[What you are asked to do]: Would you show every line from the records that holds "used"?

[Information]:

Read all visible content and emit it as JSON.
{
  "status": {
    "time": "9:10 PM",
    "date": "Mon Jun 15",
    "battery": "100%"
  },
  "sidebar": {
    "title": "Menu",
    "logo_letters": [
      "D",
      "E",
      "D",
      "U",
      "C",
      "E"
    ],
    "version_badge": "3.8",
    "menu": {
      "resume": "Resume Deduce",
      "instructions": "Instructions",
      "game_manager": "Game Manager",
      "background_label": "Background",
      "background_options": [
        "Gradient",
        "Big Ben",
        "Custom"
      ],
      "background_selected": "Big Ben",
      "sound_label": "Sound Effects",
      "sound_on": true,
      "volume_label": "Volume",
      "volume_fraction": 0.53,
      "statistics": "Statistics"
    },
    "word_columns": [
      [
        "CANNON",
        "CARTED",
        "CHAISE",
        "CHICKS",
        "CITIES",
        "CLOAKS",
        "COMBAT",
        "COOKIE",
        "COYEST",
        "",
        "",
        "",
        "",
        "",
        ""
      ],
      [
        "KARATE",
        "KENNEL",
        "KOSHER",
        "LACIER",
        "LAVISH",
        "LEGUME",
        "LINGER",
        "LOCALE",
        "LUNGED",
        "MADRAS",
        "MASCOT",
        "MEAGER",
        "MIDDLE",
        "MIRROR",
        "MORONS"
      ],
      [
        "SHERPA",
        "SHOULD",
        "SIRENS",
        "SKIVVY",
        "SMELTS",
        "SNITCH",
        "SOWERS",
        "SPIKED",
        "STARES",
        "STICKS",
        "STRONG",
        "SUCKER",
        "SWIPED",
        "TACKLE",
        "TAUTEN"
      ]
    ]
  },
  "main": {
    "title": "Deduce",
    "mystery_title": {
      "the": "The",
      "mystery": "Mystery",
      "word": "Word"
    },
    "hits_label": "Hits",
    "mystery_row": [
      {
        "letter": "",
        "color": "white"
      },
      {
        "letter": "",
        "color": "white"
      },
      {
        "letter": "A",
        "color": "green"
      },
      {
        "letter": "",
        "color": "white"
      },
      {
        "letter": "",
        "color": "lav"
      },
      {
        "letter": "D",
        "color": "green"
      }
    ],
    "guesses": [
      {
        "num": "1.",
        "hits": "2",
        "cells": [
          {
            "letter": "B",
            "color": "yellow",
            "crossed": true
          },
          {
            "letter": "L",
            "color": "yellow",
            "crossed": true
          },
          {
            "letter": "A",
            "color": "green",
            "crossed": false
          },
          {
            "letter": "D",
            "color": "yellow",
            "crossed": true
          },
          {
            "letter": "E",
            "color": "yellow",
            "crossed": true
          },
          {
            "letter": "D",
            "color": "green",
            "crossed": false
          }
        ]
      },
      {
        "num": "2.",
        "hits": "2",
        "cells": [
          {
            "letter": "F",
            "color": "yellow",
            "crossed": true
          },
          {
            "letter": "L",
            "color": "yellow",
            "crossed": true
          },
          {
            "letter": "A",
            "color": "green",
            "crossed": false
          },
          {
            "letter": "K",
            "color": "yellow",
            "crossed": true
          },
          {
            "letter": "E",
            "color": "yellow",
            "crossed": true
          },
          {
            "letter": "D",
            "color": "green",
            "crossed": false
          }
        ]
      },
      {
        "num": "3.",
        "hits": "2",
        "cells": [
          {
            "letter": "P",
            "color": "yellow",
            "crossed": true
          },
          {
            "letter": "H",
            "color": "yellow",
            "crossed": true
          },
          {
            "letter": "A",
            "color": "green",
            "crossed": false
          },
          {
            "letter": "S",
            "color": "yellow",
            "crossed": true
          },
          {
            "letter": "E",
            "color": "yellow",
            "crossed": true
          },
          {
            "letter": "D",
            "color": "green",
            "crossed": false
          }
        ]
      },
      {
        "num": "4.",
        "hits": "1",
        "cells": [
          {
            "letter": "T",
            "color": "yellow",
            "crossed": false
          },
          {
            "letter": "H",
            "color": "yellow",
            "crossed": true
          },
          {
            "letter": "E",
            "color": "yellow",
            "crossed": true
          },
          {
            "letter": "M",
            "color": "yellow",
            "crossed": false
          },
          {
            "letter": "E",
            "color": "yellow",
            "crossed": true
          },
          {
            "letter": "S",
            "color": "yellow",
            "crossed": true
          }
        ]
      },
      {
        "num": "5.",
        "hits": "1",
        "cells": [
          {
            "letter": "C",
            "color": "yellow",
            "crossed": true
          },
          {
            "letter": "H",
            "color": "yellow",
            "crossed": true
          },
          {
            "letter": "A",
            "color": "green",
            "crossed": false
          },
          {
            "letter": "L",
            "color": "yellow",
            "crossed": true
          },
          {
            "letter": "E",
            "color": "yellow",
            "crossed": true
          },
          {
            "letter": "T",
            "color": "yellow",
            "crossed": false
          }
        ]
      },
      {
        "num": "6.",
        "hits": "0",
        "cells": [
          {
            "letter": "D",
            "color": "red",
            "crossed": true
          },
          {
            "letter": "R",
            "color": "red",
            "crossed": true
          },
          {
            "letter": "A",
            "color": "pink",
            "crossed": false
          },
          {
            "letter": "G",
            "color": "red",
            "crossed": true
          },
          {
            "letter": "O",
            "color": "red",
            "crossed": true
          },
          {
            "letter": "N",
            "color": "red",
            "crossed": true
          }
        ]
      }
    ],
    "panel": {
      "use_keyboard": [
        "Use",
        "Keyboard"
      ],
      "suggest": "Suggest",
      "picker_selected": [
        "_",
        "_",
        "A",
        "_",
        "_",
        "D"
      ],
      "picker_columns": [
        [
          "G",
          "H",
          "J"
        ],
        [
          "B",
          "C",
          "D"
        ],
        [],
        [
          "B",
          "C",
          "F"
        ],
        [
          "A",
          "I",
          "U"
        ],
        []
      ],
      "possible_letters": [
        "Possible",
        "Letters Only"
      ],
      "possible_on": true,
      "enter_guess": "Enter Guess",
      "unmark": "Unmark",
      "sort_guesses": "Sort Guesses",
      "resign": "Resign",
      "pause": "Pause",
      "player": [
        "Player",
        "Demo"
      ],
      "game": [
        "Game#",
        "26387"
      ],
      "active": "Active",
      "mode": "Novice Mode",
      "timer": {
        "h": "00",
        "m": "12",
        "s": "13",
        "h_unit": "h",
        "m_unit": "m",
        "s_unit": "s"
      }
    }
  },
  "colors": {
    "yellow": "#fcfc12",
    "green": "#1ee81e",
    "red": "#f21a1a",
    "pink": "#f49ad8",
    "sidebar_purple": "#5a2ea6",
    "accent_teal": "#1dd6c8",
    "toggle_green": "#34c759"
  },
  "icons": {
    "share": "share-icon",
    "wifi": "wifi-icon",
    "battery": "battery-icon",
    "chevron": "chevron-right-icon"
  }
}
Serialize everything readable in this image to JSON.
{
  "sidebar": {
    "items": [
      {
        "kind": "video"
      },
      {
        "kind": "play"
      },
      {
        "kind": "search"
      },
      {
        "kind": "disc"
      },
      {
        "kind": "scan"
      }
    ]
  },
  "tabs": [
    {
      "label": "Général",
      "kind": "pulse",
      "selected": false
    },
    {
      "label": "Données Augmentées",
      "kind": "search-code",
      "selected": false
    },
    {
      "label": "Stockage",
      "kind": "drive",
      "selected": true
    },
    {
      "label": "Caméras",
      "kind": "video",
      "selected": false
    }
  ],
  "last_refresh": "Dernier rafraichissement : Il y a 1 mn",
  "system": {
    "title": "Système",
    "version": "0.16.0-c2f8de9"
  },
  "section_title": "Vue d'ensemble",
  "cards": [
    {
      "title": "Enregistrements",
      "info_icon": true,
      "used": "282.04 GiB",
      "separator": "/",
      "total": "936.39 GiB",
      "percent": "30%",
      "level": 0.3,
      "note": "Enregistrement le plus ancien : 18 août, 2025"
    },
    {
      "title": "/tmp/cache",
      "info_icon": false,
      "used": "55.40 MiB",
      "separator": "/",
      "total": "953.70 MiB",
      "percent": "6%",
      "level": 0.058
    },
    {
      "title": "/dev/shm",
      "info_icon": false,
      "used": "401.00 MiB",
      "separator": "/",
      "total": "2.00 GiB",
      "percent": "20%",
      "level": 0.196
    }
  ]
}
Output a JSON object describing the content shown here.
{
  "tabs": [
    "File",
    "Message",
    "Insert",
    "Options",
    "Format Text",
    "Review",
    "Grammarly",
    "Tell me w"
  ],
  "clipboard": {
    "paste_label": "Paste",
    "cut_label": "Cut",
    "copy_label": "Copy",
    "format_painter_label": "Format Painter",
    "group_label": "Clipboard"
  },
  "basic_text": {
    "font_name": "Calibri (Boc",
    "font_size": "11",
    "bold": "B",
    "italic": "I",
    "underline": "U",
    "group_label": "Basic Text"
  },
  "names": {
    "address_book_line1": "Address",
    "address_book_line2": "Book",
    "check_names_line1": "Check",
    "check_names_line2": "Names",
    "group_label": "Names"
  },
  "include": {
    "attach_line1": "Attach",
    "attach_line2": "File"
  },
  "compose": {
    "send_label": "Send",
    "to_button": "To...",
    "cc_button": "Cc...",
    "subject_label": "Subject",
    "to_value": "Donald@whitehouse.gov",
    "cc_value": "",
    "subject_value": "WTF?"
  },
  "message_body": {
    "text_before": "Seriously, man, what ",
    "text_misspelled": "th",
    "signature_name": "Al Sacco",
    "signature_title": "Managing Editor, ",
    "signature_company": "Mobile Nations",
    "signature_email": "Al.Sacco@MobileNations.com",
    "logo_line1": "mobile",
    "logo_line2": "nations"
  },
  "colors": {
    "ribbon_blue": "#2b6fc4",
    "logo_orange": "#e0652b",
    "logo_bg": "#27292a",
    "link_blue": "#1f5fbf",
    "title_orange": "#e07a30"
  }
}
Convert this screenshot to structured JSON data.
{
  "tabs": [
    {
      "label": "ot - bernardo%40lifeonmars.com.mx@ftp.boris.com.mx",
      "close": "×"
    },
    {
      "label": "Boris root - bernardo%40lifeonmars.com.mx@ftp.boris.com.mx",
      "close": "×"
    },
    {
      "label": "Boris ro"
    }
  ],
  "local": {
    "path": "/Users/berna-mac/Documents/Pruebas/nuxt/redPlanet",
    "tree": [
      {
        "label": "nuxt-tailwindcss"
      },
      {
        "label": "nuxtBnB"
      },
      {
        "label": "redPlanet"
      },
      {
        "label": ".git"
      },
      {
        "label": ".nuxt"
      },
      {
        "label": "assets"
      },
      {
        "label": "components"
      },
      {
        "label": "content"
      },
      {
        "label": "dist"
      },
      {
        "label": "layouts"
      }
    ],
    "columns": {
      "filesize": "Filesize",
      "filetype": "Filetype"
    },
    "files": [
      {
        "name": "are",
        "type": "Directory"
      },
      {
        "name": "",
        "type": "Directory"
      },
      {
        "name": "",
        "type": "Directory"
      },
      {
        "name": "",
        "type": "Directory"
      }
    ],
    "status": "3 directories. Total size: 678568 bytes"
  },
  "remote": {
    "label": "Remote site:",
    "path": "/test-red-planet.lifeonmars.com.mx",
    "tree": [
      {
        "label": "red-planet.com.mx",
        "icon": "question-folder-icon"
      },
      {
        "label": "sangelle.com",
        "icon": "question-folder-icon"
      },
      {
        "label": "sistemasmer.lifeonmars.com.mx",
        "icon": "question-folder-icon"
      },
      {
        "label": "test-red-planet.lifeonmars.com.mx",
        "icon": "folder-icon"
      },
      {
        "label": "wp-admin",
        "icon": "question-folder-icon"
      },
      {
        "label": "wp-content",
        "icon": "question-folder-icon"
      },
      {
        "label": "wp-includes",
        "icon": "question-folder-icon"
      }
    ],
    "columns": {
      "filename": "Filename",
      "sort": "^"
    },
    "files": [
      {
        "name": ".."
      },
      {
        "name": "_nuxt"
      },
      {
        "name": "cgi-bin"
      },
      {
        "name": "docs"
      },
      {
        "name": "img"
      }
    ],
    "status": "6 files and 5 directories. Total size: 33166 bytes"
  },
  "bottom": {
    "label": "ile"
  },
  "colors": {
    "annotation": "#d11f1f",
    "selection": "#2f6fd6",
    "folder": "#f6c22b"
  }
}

[Written reply]:
      "used": "282.04 GiB",
      "used": "55.40 MiB",
      "used": "401.00 MiB",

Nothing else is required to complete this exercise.